◆ **What to do**:
Among the entries that follow, tally the lines with the string "heading". Give no more than the number.

[Data records for software interfaces]
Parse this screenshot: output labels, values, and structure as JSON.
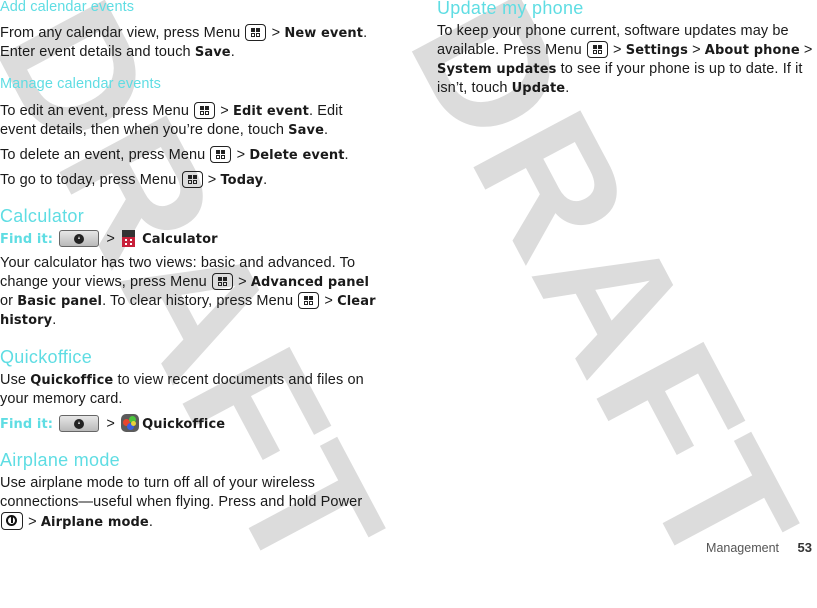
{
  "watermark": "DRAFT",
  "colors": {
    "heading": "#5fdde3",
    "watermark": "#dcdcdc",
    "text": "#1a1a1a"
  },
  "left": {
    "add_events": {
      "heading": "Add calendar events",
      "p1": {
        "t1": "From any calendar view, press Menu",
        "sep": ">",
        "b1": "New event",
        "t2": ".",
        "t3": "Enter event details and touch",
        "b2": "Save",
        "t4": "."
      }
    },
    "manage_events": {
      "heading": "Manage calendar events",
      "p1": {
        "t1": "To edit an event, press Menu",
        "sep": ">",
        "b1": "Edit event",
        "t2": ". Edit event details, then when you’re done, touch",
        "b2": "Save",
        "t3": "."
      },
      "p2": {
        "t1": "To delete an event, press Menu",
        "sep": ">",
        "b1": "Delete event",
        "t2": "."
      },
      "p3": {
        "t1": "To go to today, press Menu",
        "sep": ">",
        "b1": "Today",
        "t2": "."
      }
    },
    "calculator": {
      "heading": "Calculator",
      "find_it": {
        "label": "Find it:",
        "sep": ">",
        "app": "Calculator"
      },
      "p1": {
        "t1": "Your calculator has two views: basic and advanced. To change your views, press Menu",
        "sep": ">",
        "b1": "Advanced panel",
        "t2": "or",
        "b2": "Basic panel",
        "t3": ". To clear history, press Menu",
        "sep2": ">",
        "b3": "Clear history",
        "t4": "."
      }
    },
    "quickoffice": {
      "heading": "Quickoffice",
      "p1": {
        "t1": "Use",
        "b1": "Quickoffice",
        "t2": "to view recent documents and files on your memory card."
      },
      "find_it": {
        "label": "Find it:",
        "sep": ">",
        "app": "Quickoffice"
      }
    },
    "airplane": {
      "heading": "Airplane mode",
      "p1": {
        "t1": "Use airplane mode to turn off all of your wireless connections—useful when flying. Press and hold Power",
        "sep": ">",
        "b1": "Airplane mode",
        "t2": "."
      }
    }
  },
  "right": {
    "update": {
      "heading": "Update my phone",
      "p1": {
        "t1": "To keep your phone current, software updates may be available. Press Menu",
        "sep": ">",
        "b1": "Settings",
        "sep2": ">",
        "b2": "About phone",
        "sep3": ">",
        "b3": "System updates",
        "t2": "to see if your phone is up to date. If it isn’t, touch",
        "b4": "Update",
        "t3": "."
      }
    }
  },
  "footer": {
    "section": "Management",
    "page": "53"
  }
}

◆ **Exercise output**:
7